*** Data to use Section Begins ***

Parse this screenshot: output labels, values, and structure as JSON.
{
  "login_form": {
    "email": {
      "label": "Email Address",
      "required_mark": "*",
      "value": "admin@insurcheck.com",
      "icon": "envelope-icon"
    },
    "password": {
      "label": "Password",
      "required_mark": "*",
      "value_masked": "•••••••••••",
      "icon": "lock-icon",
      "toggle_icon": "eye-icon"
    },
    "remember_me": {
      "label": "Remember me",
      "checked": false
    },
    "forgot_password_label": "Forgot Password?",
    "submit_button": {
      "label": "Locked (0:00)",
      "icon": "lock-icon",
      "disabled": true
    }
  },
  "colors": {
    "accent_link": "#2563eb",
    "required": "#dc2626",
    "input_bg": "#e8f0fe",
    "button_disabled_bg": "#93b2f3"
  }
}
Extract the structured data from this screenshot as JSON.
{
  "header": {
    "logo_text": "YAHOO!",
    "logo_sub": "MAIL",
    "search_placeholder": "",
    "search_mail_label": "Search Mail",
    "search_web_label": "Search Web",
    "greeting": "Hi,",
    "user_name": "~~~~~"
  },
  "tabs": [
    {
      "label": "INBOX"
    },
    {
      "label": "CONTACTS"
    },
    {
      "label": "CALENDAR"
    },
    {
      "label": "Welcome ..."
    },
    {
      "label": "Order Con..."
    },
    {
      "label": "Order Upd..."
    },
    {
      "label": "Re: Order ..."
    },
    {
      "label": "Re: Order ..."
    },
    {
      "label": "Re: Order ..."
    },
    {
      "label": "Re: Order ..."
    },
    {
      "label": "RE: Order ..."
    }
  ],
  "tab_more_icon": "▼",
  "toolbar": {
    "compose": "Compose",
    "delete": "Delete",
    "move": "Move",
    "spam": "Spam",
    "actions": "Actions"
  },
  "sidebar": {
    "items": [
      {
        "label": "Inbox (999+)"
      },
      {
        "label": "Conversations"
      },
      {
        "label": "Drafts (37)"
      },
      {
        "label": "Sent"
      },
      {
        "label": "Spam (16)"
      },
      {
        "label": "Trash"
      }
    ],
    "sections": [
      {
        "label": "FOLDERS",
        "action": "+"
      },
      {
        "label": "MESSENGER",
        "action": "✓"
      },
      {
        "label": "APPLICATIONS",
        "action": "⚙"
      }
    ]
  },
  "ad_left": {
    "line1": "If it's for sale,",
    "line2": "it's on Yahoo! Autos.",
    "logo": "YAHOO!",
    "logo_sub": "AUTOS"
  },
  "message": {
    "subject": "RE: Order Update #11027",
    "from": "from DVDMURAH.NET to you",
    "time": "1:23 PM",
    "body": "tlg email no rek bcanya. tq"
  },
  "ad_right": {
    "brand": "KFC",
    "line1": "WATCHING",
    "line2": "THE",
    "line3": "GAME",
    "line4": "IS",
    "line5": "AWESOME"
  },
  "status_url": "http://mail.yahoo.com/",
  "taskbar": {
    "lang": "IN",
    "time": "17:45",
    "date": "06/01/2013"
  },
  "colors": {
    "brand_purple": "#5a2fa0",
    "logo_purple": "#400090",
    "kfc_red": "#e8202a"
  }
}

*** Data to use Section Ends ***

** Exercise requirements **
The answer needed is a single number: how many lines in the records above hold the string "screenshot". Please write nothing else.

** Output below **
2